Drug Take-Back Service Now Available Nationwide
Assures Safe, Easy Disposal of Unused Opioid Medications
DENVER, March 10, 2017 – An effective, easy-to-use, drug take-back program is now available nationwide to physicians and their patients for safe, convenient and legal disposal of unused prescribed pain medications to help prevent two leading causes of prescription drug deaths – medication theft from the home and improper drug sharing.
Nearly 70 percent of prescription opioid medications kept in homes with children are not stored safely, according to a study published by the Johns Hopkins Bloomberg School of Public Health. Furthermore, in a national survey published in the Journal of Pediatrics, 681 adults who said they used opioid pain relievers in the past year had children ages 17 and younger living with them, but only 31 percent safely stored them away from their children.
This drug take-back program, provided by Cordant Health Solutions, www.cordantsolutions.com, allows patients to place their unused drugs in the nondescript take-back envelopes with a prepaid mailing label and deposit in any U.S. Postal Service mailbox. The program is compliant with the requirements of the Secure and Responsible Drug Disposal Act. Cordant announced today it has expanded the take-back program from 10 states and made it available throughout the United States.
“There is a national unmet need for an ongoing and convenient service to safely dispose of opioids and other drugs,” said Sue Sommer, president and CEO of Cordant. “Physicians are reporting their satisfaction with the take-back program and value its utility for counseling patients on what to do with their unused medications, and – above all – get them out of the house and away from curious teens.”
Sommer added that in its initial, 10-state rollout, the Cordant drug take-back service has led to destruction of more than 40 pounds of unused pain drugs that otherwise might have stayed in medicine cabinets.
“Take-back services are the simplest and most effective way to remove unused, potentially dangerous medications from the home,” said David S. Jenkins, vice president and COO of shared services, Virginia Hospital & Healthcare Association. “As the opioid and heroin crisis persists, take-back programs serve as another resource to help mitigate this risk in our communities.”
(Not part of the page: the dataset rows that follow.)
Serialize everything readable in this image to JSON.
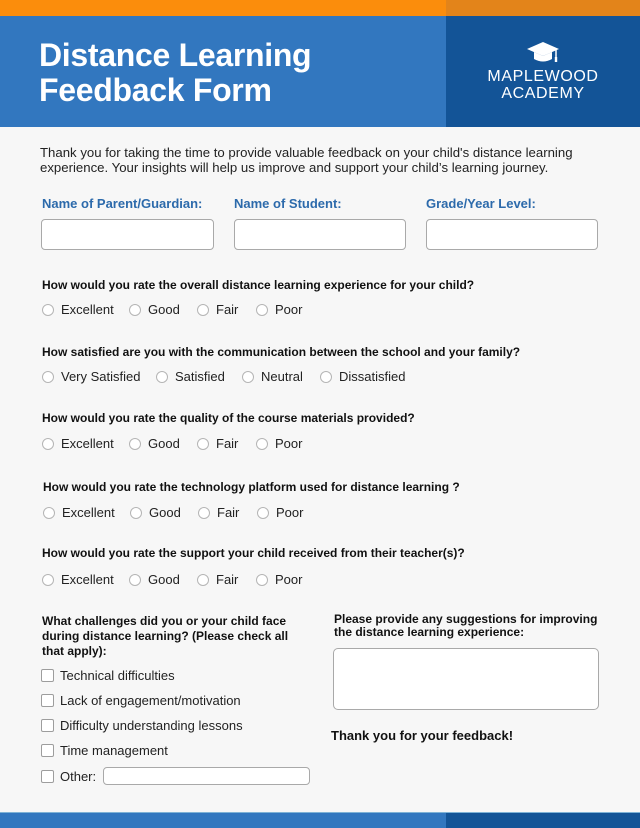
{
  "header": {
    "title_line1": "Distance Learning",
    "title_line2": "Feedback Form",
    "logo_icon": "graduation-cap-icon",
    "logo_line1": "MAPLEWOOD",
    "logo_line2": "ACADEMY"
  },
  "colors": {
    "accent_orange": "#fb8d0c",
    "header_blue": "#3277bf",
    "header_dark_blue": "#135497",
    "label_blue": "#2c6aab",
    "background": "#f7f7f7"
  },
  "intro": "Thank you for taking the time to provide valuable feedback on your child's distance learning experience. Your insights will help us improve and support your child’s learning journey.",
  "fields": [
    {
      "label": "Name of Parent/Guardian:",
      "value": ""
    },
    {
      "label": "Name of Student:",
      "value": ""
    },
    {
      "label": "Grade/Year Level:",
      "value": ""
    }
  ],
  "questions": [
    {
      "text": "How would you rate the overall distance learning experience for your child?",
      "options": [
        "Excellent",
        "Good",
        "Fair",
        "Poor"
      ]
    },
    {
      "text": "How satisfied are you with the communication between the school and your family?",
      "options": [
        "Very Satisfied",
        "Satisfied",
        "Neutral",
        "Dissatisfied"
      ]
    },
    {
      "text": "How would you rate the quality of the course materials provided?",
      "options": [
        "Excellent",
        "Good",
        "Fair",
        "Poor"
      ]
    },
    {
      "text": "How would you rate the technology platform used for distance learning ?",
      "options": [
        "Excellent",
        "Good",
        "Fair",
        "Poor"
      ]
    },
    {
      "text": "How would you rate the support your child received from their teacher(s)?",
      "options": [
        "Excellent",
        "Good",
        "Fair",
        "Poor"
      ]
    }
  ],
  "challenges": {
    "question": "What challenges did you or your child face during distance learning? (Please check all that apply):",
    "items": [
      "Technical difficulties",
      "Lack of engagement/motivation",
      "Difficulty understanding lessons",
      "Time management",
      "Other:"
    ],
    "other_value": ""
  },
  "suggestions": {
    "question": "Please provide any suggestions for improving the distance learning experience:",
    "value": ""
  },
  "closing": "Thank you for your feedback!"
}
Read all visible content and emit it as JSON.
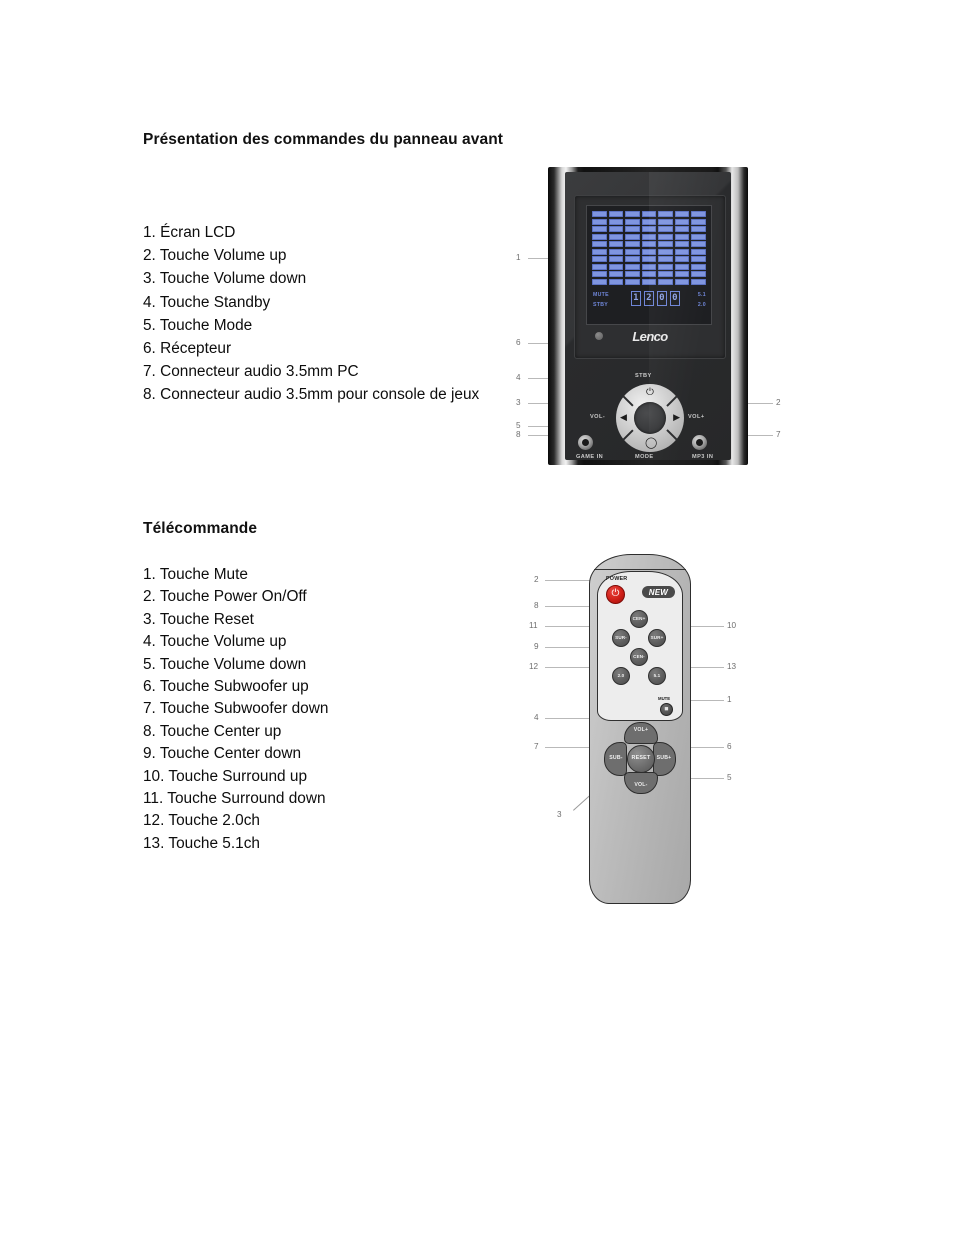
{
  "document": {
    "language": "fr",
    "sections": [
      {
        "id": "front-panel",
        "heading": "Présentation des commandes du panneau avant",
        "items": [
          "1. Écran LCD",
          "2. Touche Volume up",
          "3. Touche Volume down",
          "4. Touche Standby",
          "5. Touche Mode",
          "6. Récepteur",
          "7. Connecteur audio 3.5mm PC",
          "8. Connecteur audio 3.5mm pour console de jeux"
        ]
      },
      {
        "id": "remote-control",
        "heading": "Télécommande",
        "items": [
          "1. Touche Mute",
          "2. Touche Power On/Off",
          "3. Touche Reset",
          "4. Touche Volume up",
          "5. Touche Volume down",
          "6. Touche Subwoofer up",
          "7. Touche Subwoofer down",
          "8. Touche Center up",
          "9. Touche Center down",
          "10. Touche Surround up",
          "11. Touche Surround down",
          "12. Touche 2.0ch",
          "13. Touche 5.1ch"
        ]
      }
    ]
  },
  "front_panel_figure": {
    "brand_logo": "Lenco",
    "lcd": {
      "mute_label": "MUTE",
      "standby_label": "STBY",
      "mode_51": "5.1",
      "mode_20": "2.0",
      "digits": [
        "1",
        "2",
        "0",
        "0"
      ],
      "grid_columns": 7,
      "grid_rows": 10,
      "bar_color": "#7f95e0"
    },
    "controls": {
      "standby_label": "STBY",
      "power_icon": "⏻",
      "vol_down_label": "VOL-",
      "vol_down_icon": "◀",
      "vol_up_label": "VOL+",
      "vol_up_icon": "▶",
      "mode_label": "MODE",
      "mode_icon": "◯",
      "game_in_label": "GAME IN",
      "mp3_in_label": "MP3 IN"
    },
    "callouts_left": [
      "1",
      "6",
      "4",
      "3",
      "5",
      "8"
    ],
    "callouts_right": [
      "2",
      "7"
    ]
  },
  "remote_figure": {
    "power_label": "POWER",
    "power_icon": "⏻",
    "badge": "NEW",
    "buttons": {
      "center_up": "CEN+",
      "surround_down": "SUR-",
      "surround_up": "SUR+",
      "center_down": "CEN-",
      "ch_20": "2.0",
      "ch_51": "5.1",
      "mute_label": "MUTE",
      "mute_icon": "◼",
      "vol_up": "VOL+",
      "vol_down": "VOL-",
      "sub_down": "SUB-",
      "sub_up": "SUB+",
      "reset": "RESET"
    },
    "callouts_left": [
      "2",
      "8",
      "11",
      "9",
      "12",
      "4",
      "7",
      "3"
    ],
    "callouts_right": [
      "10",
      "13",
      "1",
      "6",
      "5"
    ]
  }
}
Seventy-seven percent of opioid prescription medications taken by new users are obtained from a friend or relative, according to the Office of National Drug Control Policy, and sixty-two percent of teens who admit taking medication for non-medical reasons say they get drugs from medicine cabinets in their homes. Parents who are prescribed opioids should dispose of unused drugs when they no longer are needed for pain relief.
Drug Take-Back Programs Proven Effective
The U.S. Drug Enforcement Administration (DEA) has a biannual drug take-back program, but the public is largely unaware of it, so drugs can stay in homes for months unnecessarily. Despite this limitation, the DEA has destroyed nearly 3,000 tons of unused medications, and studies have shown that medication take-back programs can help reduce accidental overdosing.
Based in Denver, Cordant Health Solutions™ is at the forefront of combating today’s opioid epidemic through its network of toxicology laboratories and pharmacies. Cordant is committed to providing solutions for payers, clinicians and agencies involved with addiction, criminal justice and pain management. Cordant is one of the only toxicology laboratories that includes a full-service, high-touch pharmacy that specializes in complex management and dispensing of controlled substances. Cordant provides testing protocols and digital case-management tools to help customers become more efficient and effective in using toxicology test results.